Due to the increasingly high demand for web development at Southeast, the Office of Web Design & Support is required to focus primarily on design, structure, and usability when developing new websites. We are therefore unable to vet all content, links, and materials provided during the development process. For this reason it is vital that your department take the time to properly review and revise your content for grammatical, functional and factual accuracybefore submission to our office for development.
Once you have settled on the complete outline of the information your site will need to contain, you can begin the work of writing its content. This process is relatively straightforward. You have the general “skeleton” of your site and know, basically, what each page needs to contain. So then comes the grunt work of actually writing the text that you would like to see on each page.
It is a standing goal for Southeast’s Web presence to avoid any pages that are built but have no content; for example, pages that say things like “Under Construction” or “Coming Soon.” They are a frustration for users and do not reflect well on the University’s ability to manage and update its Web content.
In order to avoid pages like these, Web Design & Support will not begin building a department’s website until it has received content for every page of the site. “Content” here simply means the actual text, images and media that will be available on the final site.
For this reason it is important that the department write or edit and consolidate all of the content for the new website in RedDot. Given the amount of content that some departments need to post on their sites, it is acceptable to develop short paragraphs or other abbreviated pieces of content for certain pages on the site and then expand upon those after the site has been built; the important thing is to make sure that each page has a relevant piece of information for your visitors.
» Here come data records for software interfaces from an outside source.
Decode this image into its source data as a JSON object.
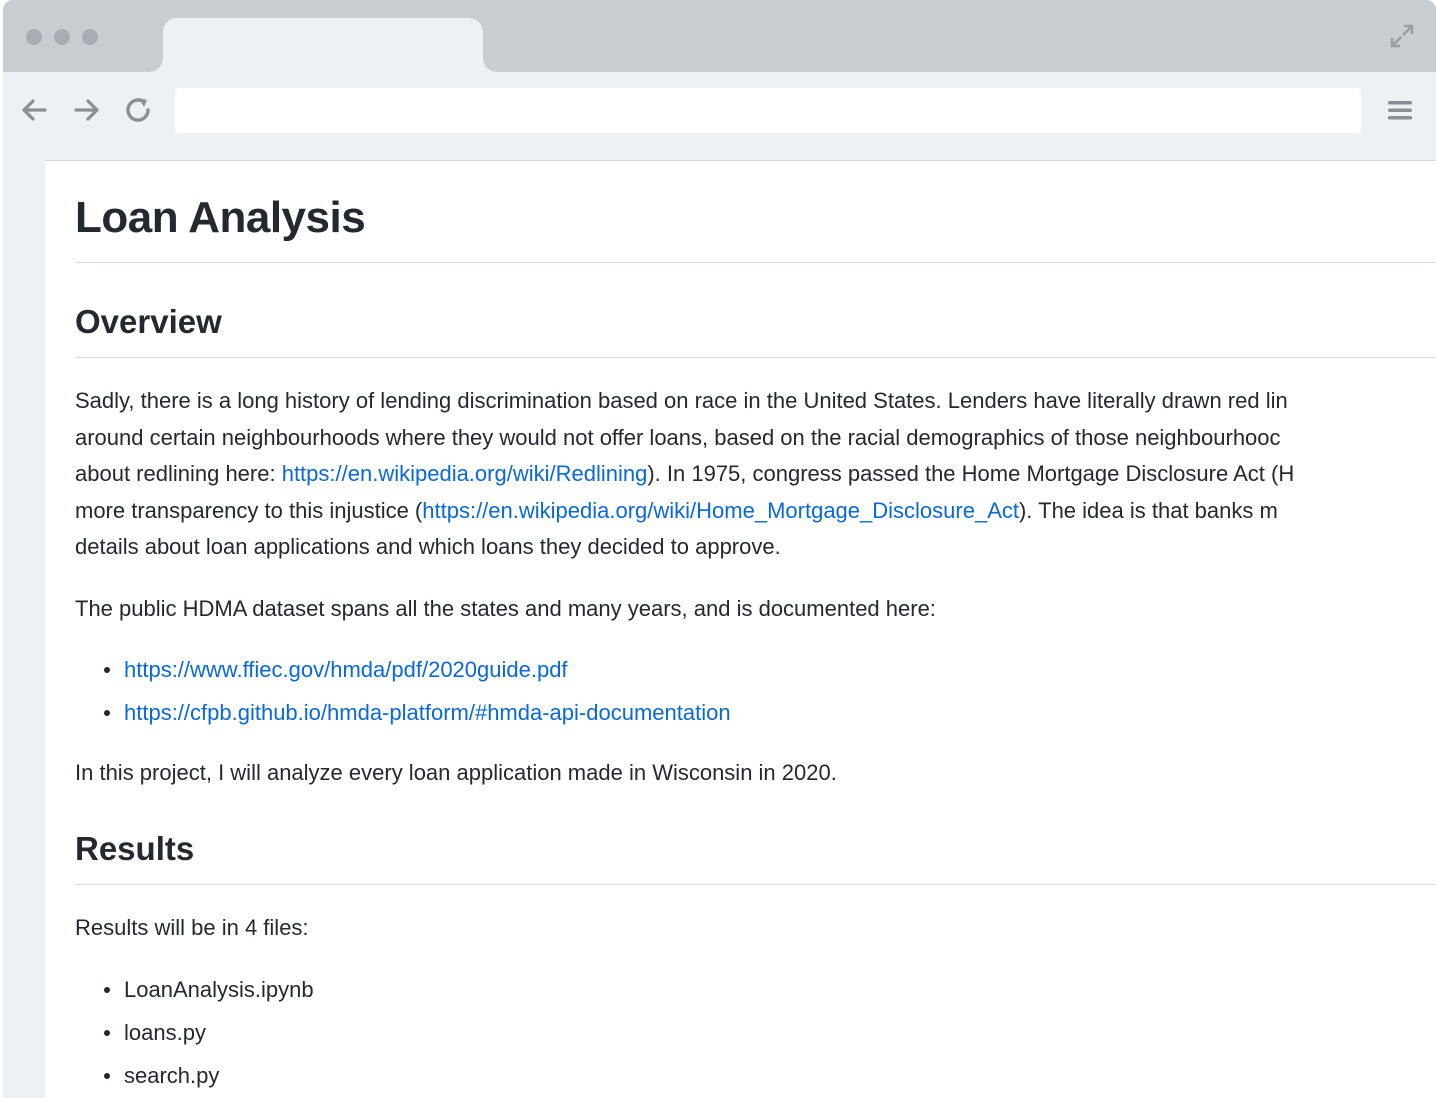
{
  "browser": {
    "address_value": ""
  },
  "page": {
    "title": "Loan Analysis",
    "overview": {
      "heading": "Overview",
      "para1": {
        "line1": "Sadly, there is a long history of lending discrimination based on race in the United States. Lenders have literally drawn red lin",
        "line2": "around certain neighbourhoods where they would not offer loans, based on the racial demographics of those neighbourhooc",
        "line3_pre": "about redlining here: ",
        "line3_link": "https://en.wikipedia.org/wiki/Redlining",
        "line3_post": "). In 1975, congress passed the Home Mortgage Disclosure Act (H",
        "line4_pre": "more transparency to this injustice (",
        "line4_link": "https://en.wikipedia.org/wiki/Home_Mortgage_Disclosure_Act",
        "line4_post": "). The idea is that banks m",
        "line5": "details about loan applications and which loans they decided to approve."
      },
      "para2": "The public HDMA dataset spans all the states and many years, and is documented here:",
      "links": [
        "https://www.ffiec.gov/hmda/pdf/2020guide.pdf",
        "https://cfpb.github.io/hmda-platform/#hmda-api-documentation"
      ],
      "para3": "In this project, I will analyze every loan application made in Wisconsin in 2020."
    },
    "results": {
      "heading": "Results",
      "intro": "Results will be in 4 files:",
      "files": [
        "LoanAnalysis.ipynb",
        "loans.py",
        "search.py"
      ]
    }
  }
}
For ideas on typical pieces of information that users might expect from your site, please read our guide to composing your website.
Below are some important things to consider while developing the content of your site.
This is a very important step! As you write your site's content it is easiest to work in Word documents. Usually we recommend making a separate word document for each page, which makes it easy to keep content organized and reduces the amount of time needed to look around in one file for a relevant piece of information. Use the outline structure of your site as a guideline in how you organize your word documents, so that if you have several sections with a couple layers underneath your home page, each page that branches off into their own section would get a folder. Providing a comprehensive, well-developed outline is the best way to ensure your website is built in the fastest and most efficient manner possible. For example:
The University uses AP Style for the Web and other official publications. You can find an abridged style guide relevant to University units online. This guide includes information on how to use abbreviations, dates, official building names, personnel names, and many more terms. Please take a look to make sure that the copy you are writing is consistent with this established style.
If you’re not sure exactly how to pen each sentence, we can help. Tonya Wells, Assistant Director of Marketing & University Relations, is available to assist departments with writing and organizing information for their websites, providing they are making the transition into Open Text or are interested in updating a site in the Open Text system. Feel free to email her at email@example.com to talk about how you might best communicate the information your users need.
Given the length of time it takes to build a site, there will usually need to be edits or updates made to the content of the new site between when it is submitted for construction and when Web Design & Support is finished building it. It is a good idea when writing your content to avoid pieces of date-specific information, as that can always be added after your new site is public.
Portraits are required for faculty and staff profiles, but if a faculty or staff member does not wish to have their photograph online then Web Design & Support can use a placeholder image instead. To have portraits taken of faculty and staff members, or to schedule general photo shoots for the various pages of your site, you can contact Photographer Marcus Painton (firstname.lastname@example.org). He has access to professional camera equipment and can produce some excellent photographs of your staff and department in action. Photos are also desired (but not mandatory) on most other pages.
Once you have completed gathering your content, please burn all of it onto a CD or save all of it onto a USB drive and send it via Campus Mail to:
Marketing & University Relations
Wehking Alumni Center, MS 7300
Also, please send an email to email@example.com letting us know that we should expect the information for your website shortly. Once we have received the content for your site, we will let you know and put it in our queue to build it. You’re ready for the next step.
Some departments are satisfied with the organization and information in the website they already have, they simply need help moving the information into the Open text system. If this is the case for your department, follow the steps below: